** EXERCISE INPUT follows **

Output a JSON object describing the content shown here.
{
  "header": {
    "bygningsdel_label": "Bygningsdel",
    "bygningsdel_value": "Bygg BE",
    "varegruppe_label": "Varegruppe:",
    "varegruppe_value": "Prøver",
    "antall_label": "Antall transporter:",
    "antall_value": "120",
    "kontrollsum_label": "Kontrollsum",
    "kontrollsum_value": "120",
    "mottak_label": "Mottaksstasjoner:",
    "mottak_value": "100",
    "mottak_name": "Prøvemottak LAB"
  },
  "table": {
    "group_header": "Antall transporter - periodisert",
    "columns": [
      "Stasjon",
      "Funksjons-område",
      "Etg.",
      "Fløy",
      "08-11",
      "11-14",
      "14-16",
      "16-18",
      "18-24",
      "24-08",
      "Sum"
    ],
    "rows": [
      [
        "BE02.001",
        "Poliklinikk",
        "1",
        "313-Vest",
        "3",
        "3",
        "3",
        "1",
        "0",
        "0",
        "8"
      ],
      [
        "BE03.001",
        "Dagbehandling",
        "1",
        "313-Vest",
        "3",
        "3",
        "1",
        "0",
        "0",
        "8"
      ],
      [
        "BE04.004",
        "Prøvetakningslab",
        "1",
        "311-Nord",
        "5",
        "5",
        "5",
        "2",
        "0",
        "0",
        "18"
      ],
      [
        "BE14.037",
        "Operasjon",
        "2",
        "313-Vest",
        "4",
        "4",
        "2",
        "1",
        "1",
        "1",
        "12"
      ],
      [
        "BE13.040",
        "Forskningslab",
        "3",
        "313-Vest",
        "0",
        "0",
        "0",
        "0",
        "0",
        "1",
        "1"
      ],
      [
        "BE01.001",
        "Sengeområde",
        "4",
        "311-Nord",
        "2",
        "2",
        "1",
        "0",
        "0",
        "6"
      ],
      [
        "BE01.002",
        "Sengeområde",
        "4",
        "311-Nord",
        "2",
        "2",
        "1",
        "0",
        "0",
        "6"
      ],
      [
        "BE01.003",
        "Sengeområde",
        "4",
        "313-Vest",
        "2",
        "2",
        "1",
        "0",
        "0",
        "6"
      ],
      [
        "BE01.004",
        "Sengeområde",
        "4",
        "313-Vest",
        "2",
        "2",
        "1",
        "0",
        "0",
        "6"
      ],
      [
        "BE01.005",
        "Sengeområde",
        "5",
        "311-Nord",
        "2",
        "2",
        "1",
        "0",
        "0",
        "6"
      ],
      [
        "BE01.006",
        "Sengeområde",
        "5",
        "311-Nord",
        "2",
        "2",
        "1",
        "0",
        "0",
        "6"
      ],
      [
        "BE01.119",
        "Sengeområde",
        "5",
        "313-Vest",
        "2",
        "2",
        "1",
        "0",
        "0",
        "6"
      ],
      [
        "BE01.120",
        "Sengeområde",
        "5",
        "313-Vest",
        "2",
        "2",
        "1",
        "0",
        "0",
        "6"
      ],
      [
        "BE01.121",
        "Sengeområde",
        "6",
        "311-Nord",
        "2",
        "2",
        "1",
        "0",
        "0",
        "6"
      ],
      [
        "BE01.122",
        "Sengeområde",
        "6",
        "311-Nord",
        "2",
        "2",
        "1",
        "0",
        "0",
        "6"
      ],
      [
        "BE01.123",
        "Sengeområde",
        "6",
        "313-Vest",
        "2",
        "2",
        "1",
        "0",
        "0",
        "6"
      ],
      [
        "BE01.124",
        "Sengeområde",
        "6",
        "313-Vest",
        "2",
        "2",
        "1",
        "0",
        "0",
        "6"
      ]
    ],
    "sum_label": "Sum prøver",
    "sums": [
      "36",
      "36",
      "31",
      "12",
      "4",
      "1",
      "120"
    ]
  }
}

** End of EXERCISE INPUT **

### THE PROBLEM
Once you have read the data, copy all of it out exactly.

### ANSWER TO THIS PROBLEM
Output a JSON object describing the content shown here.
{
  "header": {
    "bygningsdel_label": "Bygningsdel",
    "bygningsdel_value": "Bygg BE",
    "varegruppe_label": "Varegruppe:",
    "varegruppe_value": "Prøver",
    "antall_label": "Antall transporter:",
    "antall_value": "120",
    "kontrollsum_label": "Kontrollsum",
    "kontrollsum_value": "120",
    "mottak_label": "Mottaksstasjoner:",
    "mottak_value": "100",
    "mottak_name": "Prøvemottak LAB"
  },
  "table": {
    "group_header": "Antall transporter - periodisert",
    "columns": [
      "Stasjon",
      "Funksjons-område",
      "Etg.",
      "Fløy",
      "08-11",
      "11-14",
      "14-16",
      "16-18",
      "18-24",
      "24-08",
      "Sum"
    ],
    "rows": [
      [
        "BE02.001",
        "Poliklinikk",
        "1",
        "313-Vest",
        "3",
        "3",
        "3",
        "1",
        "0",
        "0",
        "8"
      ],
      [
        "BE03.001",
        "Dagbehandling",
        "1",
        "313-Vest",
        "3",
        "3",
        "1",
        "0",
        "0",
        "8"
      ],
      [
        "BE04.004",
        "Prøvetakningslab",
        "1",
        "311-Nord",
        "5",
        "5",
        "5",
        "2",
        "0",
        "0",
        "18"
      ],
      [
        "BE14.037",
        "Operasjon",
        "2",
        "313-Vest",
        "4",
        "4",
        "2",
        "1",
        "1",
        "1",
        "12"
      ],
      [
        "BE13.040",
        "Forskningslab",
        "3",
        "313-Vest",
        "0",
        "0",
        "0",
        "0",
        "0",
        "1",
        "1"
      ],
      [
        "BE01.001",
        "Sengeområde",
        "4",
        "311-Nord",
        "2",
        "2",
        "1",
        "0",
        "0",
        "6"
      ],
      [
        "BE01.002",
        "Sengeområde",
        "4",
        "311-Nord",
        "2",
        "2",
        "1",
        "0",
        "0",
        "6"
      ],
      [
        "BE01.003",
        "Sengeområde",
        "4",
        "313-Vest",
        "2",
        "2",
        "1",
        "0",
        "0",
        "6"
      ],
      [
        "BE01.004",
        "Sengeområde",
        "4",
        "313-Vest",
        "2",
        "2",
        "1",
        "0",
        "0",
        "6"
      ],
      [
        "BE01.005",
        "Sengeområde",
        "5",
        "311-Nord",
        "2",
        "2",
        "1",
        "0",
        "0",
        "6"
      ],
      [
        "BE01.006",
        "Sengeområde",
        "5",
        "311-Nord",
        "2",
        "2",
        "1",
        "0",
        "0",
        "6"
      ],
      [
        "BE01.119",
        "Sengeområde",
        "5",
        "313-Vest",
        "2",
        "2",
        "1",
        "0",
        "0",
        "6"
      ],
      [
        "BE01.120",
        "Sengeområde",
        "5",
        "313-Vest",
        "2",
        "2",
        "1",
        "0",
        "0",
        "6"
      ],
      [
        "BE01.121",
        "Sengeområde",
        "6",
        "311-Nord",
        "2",
        "2",
        "1",
        "0",
        "0",
        "6"
      ],
      [
        "BE01.122",
        "Sengeområde",
        "6",
        "311-Nord",
        "2",
        "2",
        "1",
        "0",
        "0",
        "6"
      ],
      [
        "BE01.123",
        "Sengeområde",
        "6",
        "313-Vest",
        "2",
        "2",
        "1",
        "0",
        "0",
        "6"
      ],
      [
        "BE01.124",
        "Sengeområde",
        "6",
        "313-Vest",
        "2",
        "2",
        "1",
        "0",
        "0",
        "6"
      ]
    ],
    "sum_label": "Sum prøver",
    "sums": [
      "36",
      "36",
      "31",
      "12",
      "4",
      "1",
      "120"
    ]
  }
}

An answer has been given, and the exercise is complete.